------ DATASET EXTRACT

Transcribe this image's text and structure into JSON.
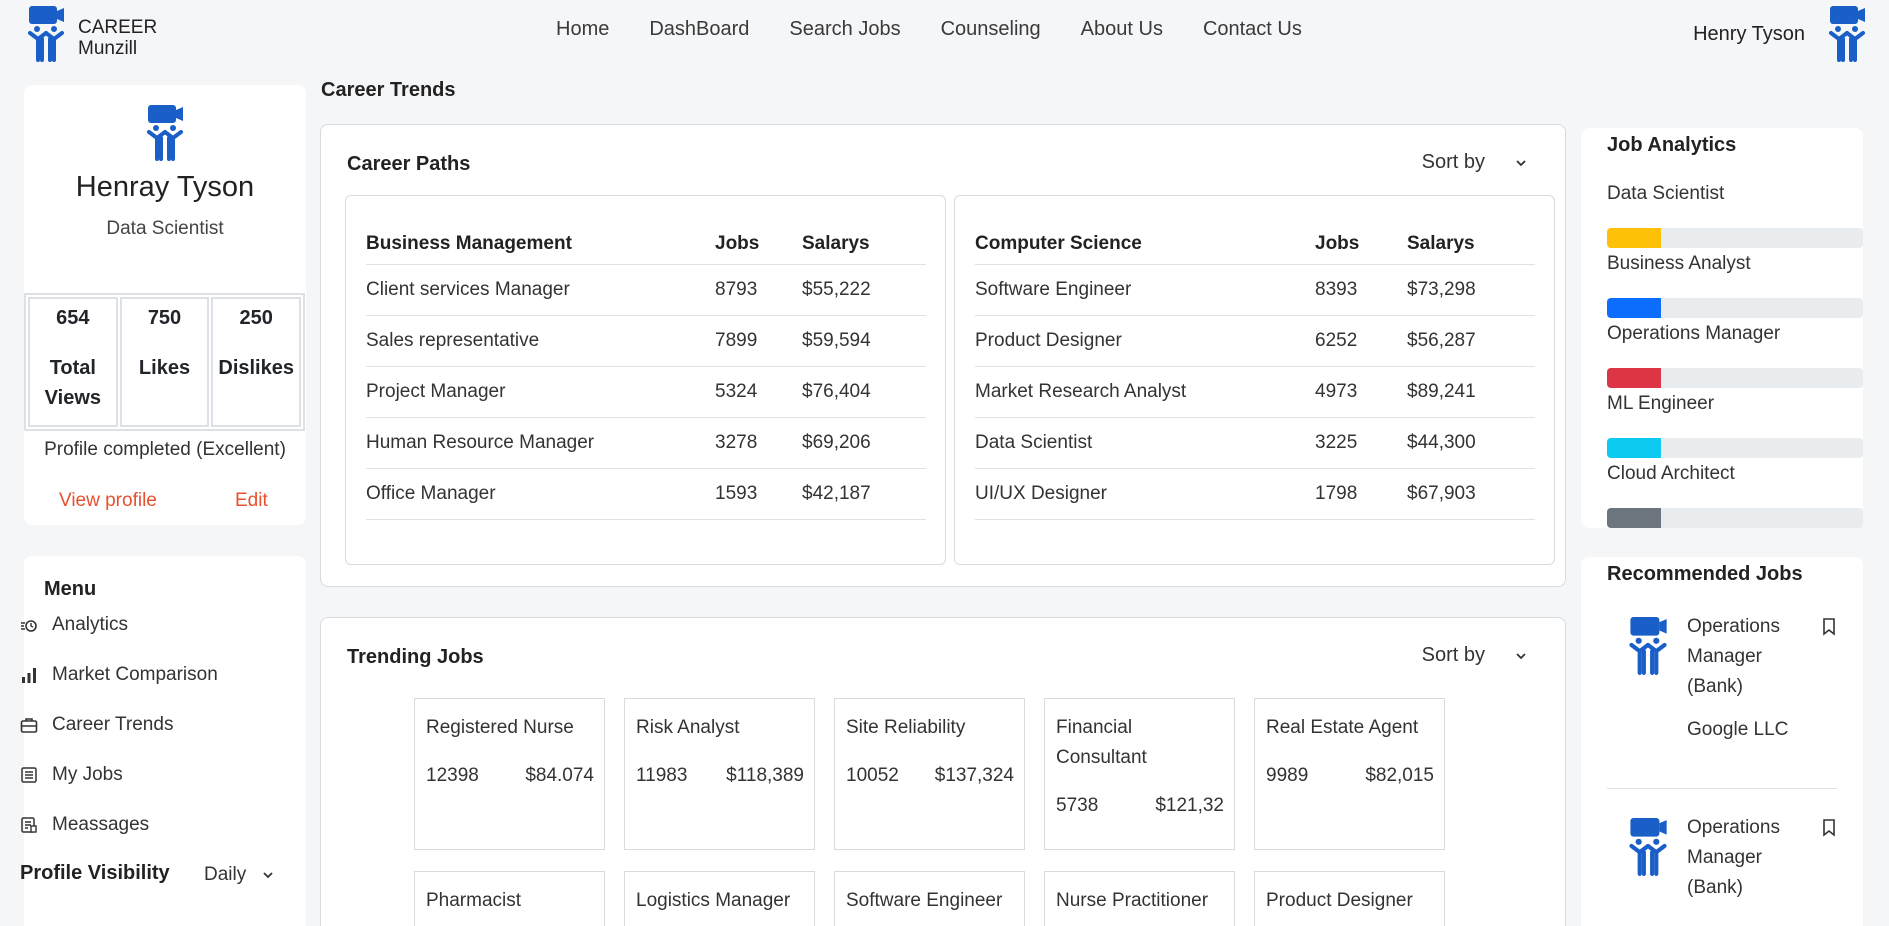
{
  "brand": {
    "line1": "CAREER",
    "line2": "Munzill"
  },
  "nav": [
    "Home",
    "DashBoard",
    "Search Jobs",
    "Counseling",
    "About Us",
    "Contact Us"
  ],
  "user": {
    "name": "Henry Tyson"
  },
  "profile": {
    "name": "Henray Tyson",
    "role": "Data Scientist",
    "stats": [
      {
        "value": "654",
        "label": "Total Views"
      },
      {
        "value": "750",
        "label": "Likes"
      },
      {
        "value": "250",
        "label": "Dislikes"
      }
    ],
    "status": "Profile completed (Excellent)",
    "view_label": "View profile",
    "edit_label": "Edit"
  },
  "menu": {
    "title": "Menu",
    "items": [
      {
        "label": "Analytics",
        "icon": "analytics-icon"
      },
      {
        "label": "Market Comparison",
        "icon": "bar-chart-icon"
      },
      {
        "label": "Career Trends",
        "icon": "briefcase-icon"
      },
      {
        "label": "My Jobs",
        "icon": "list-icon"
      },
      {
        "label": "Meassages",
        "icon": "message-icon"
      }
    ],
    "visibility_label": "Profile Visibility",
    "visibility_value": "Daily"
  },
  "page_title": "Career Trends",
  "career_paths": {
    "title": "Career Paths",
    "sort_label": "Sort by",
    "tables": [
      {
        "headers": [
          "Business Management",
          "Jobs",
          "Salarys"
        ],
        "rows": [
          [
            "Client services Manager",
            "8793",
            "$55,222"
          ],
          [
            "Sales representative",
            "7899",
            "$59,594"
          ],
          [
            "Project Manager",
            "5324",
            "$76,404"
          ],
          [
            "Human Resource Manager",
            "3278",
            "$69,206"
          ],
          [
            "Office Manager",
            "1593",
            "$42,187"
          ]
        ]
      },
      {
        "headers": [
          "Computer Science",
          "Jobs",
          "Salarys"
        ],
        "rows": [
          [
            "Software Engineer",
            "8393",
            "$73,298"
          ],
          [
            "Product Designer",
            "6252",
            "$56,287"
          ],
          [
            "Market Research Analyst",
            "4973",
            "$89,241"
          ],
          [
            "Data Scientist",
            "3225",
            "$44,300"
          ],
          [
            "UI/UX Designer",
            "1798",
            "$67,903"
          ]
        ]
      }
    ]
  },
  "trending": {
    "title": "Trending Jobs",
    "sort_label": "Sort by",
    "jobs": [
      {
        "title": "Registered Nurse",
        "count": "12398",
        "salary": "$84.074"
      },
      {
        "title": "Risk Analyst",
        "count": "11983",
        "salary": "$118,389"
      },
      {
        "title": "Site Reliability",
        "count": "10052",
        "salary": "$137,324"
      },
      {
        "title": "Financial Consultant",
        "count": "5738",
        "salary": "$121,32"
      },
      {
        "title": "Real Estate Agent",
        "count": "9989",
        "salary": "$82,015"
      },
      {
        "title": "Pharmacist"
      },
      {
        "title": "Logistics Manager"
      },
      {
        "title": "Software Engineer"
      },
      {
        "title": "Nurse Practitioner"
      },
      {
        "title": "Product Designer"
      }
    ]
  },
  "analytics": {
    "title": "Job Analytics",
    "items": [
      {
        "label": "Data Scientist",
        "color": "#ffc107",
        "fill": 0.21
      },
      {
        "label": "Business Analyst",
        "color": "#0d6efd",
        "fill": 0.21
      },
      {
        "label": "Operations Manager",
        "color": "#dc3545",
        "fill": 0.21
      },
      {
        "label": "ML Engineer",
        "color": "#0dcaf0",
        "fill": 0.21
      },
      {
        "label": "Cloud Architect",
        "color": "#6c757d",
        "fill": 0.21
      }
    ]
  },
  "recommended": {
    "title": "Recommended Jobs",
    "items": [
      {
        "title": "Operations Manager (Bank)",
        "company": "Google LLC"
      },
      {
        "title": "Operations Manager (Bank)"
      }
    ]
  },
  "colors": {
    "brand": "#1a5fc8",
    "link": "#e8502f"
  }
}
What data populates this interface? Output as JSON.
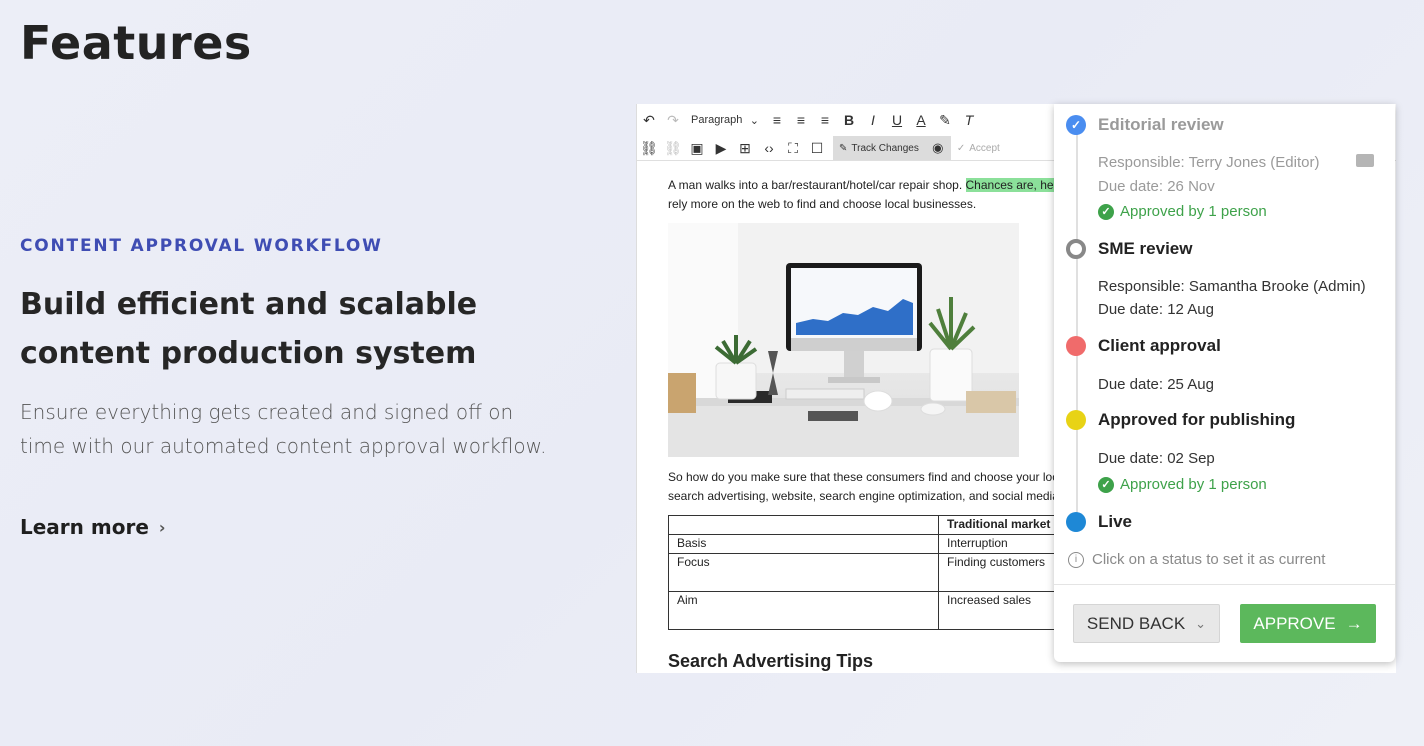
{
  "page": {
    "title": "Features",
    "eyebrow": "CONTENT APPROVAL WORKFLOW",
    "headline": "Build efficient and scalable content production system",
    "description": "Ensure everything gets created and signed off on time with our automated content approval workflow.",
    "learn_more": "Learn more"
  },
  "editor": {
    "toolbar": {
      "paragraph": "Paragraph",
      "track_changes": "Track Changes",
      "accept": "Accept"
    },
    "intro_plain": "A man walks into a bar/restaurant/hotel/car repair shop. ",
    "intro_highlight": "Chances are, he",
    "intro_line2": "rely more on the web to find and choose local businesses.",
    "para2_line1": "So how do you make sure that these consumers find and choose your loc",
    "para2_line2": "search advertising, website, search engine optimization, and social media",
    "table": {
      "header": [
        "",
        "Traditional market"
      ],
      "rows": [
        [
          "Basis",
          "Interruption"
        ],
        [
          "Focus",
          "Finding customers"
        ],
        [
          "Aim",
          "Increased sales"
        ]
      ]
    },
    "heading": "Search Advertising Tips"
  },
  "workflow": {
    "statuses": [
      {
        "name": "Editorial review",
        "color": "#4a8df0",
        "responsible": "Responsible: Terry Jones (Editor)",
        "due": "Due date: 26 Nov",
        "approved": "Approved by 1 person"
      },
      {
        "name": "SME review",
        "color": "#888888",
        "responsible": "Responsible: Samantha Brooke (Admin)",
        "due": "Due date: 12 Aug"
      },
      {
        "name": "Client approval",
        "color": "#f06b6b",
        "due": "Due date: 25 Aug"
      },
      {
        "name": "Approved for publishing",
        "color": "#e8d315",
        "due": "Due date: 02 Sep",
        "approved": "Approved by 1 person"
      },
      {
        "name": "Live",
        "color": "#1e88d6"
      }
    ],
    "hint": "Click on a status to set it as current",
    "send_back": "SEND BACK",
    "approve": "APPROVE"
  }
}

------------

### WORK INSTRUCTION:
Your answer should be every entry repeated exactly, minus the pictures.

### TASK RESPONSE:
Transcribe this image's text and structure into JSON.
{
  "brand": {
    "line1": "CAREER",
    "line2": "Munzill"
  },
  "nav": [
    "Home",
    "DashBoard",
    "Search Jobs",
    "Counseling",
    "About Us",
    "Contact Us"
  ],
  "user": {
    "name": "Henry Tyson"
  },
  "profile": {
    "name": "Henray Tyson",
    "role": "Data Scientist",
    "stats": [
      {
        "value": "654",
        "label": "Total Views"
      },
      {
        "value": "750",
        "label": "Likes"
      },
      {
        "value": "250",
        "label": "Dislikes"
      }
    ],
    "status": "Profile completed (Excellent)",
    "view_label": "View profile",
    "edit_label": "Edit"
  },
  "menu": {
    "title": "Menu",
    "items": [
      {
        "label": "Analytics",
        "icon": "analytics-icon"
      },
      {
        "label": "Market Comparison",
        "icon": "bar-chart-icon"
      },
      {
        "label": "Career Trends",
        "icon": "briefcase-icon"
      },
      {
        "label": "My Jobs",
        "icon": "list-icon"
      },
      {
        "label": "Meassages",
        "icon": "message-icon"
      }
    ],
    "visibility_label": "Profile Visibility",
    "visibility_value": "Daily"
  },
  "page_title": "Career Trends",
  "career_paths": {
    "title": "Career Paths",
    "sort_label": "Sort by",
    "tables": [
      {
        "headers": [
          "Business Management",
          "Jobs",
          "Salarys"
        ],
        "rows": [
          [
            "Client services Manager",
            "8793",
            "$55,222"
          ],
          [
            "Sales representative",
            "7899",
            "$59,594"
          ],
          [
            "Project Manager",
            "5324",
            "$76,404"
          ],
          [
            "Human Resource Manager",
            "3278",
            "$69,206"
          ],
          [
            "Office Manager",
            "1593",
            "$42,187"
          ]
        ]
      },
      {
        "headers": [
          "Computer Science",
          "Jobs",
          "Salarys"
        ],
        "rows": [
          [
            "Software Engineer",
            "8393",
            "$73,298"
          ],
          [
            "Product Designer",
            "6252",
            "$56,287"
          ],
          [
            "Market Research Analyst",
            "4973",
            "$89,241"
          ],
          [
            "Data Scientist",
            "3225",
            "$44,300"
          ],
          [
            "UI/UX Designer",
            "1798",
            "$67,903"
          ]
        ]
      }
    ]
  },
  "trending": {
    "title": "Trending Jobs",
    "sort_label": "Sort by",
    "jobs": [
      {
        "title": "Registered Nurse",
        "count": "12398",
        "salary": "$84.074"
      },
      {
        "title": "Risk Analyst",
        "count": "11983",
        "salary": "$118,389"
      },
      {
        "title": "Site Reliability",
        "count": "10052",
        "salary": "$137,324"
      },
      {
        "title": "Financial Consultant",
        "count": "5738",
        "salary": "$121,32"
      },
      {
        "title": "Real Estate Agent",
        "count": "9989",
        "salary": "$82,015"
      },
      {
        "title": "Pharmacist"
      },
      {
        "title": "Logistics Manager"
      },
      {
        "title": "Software Engineer"
      },
      {
        "title": "Nurse Practitioner"
      },
      {
        "title": "Product Designer"
      }
    ]
  },
  "analytics": {
    "title": "Job Analytics",
    "items": [
      {
        "label": "Data Scientist",
        "color": "#ffc107",
        "fill": 0.21
      },
      {
        "label": "Business Analyst",
        "color": "#0d6efd",
        "fill": 0.21
      },
      {
        "label": "Operations Manager",
        "color": "#dc3545",
        "fill": 0.21
      },
      {
        "label": "ML Engineer",
        "color": "#0dcaf0",
        "fill": 0.21
      },
      {
        "label": "Cloud Architect",
        "color": "#6c757d",
        "fill": 0.21
      }
    ]
  },
  "recommended": {
    "title": "Recommended Jobs",
    "items": [
      {
        "title": "Operations Manager (Bank)",
        "company": "Google LLC"
      },
      {
        "title": "Operations Manager (Bank)"
      }
    ]
  },
  "colors": {
    "brand": "#1a5fc8",
    "link": "#e8502f"
  }
}
What data populates this interface? Output as JSON.
{
  "page": {
    "title": "Features",
    "eyebrow": "CONTENT APPROVAL WORKFLOW",
    "headline": "Build efficient and scalable content production system",
    "description": "Ensure everything gets created and signed off on time with our automated content approval workflow.",
    "learn_more": "Learn more"
  },
  "editor": {
    "toolbar": {
      "paragraph": "Paragraph",
      "track_changes": "Track Changes",
      "accept": "Accept"
    },
    "intro_plain": "A man walks into a bar/restaurant/hotel/car repair shop. ",
    "intro_highlight": "Chances are, he",
    "intro_line2": "rely more on the web to find and choose local businesses.",
    "para2_line1": "So how do you make sure that these consumers find and choose your loc",
    "para2_line2": "search advertising, website, search engine optimization, and social media",
    "table": {
      "header": [
        "",
        "Traditional market"
      ],
      "rows": [
        [
          "Basis",
          "Interruption"
        ],
        [
          "Focus",
          "Finding customers"
        ],
        [
          "Aim",
          "Increased sales"
        ]
      ]
    },
    "heading": "Search Advertising Tips"
  },
  "workflow": {
    "statuses": [
      {
        "name": "Editorial review",
        "color": "#4a8df0",
        "responsible": "Responsible: Terry Jones (Editor)",
        "due": "Due date: 26 Nov",
        "approved": "Approved by 1 person"
      },
      {
        "name": "SME review",
        "color": "#888888",
        "responsible": "Responsible: Samantha Brooke (Admin)",
        "due": "Due date: 12 Aug"
      },
      {
        "name": "Client approval",
        "color": "#f06b6b",
        "due": "Due date: 25 Aug"
      },
      {
        "name": "Approved for publishing",
        "color": "#e8d315",
        "due": "Due date: 02 Sep",
        "approved": "Approved by 1 person"
      },
      {
        "name": "Live",
        "color": "#1e88d6"
      }
    ],
    "hint": "Click on a status to set it as current",
    "send_back": "SEND BACK",
    "approve": "APPROVE"
  }
}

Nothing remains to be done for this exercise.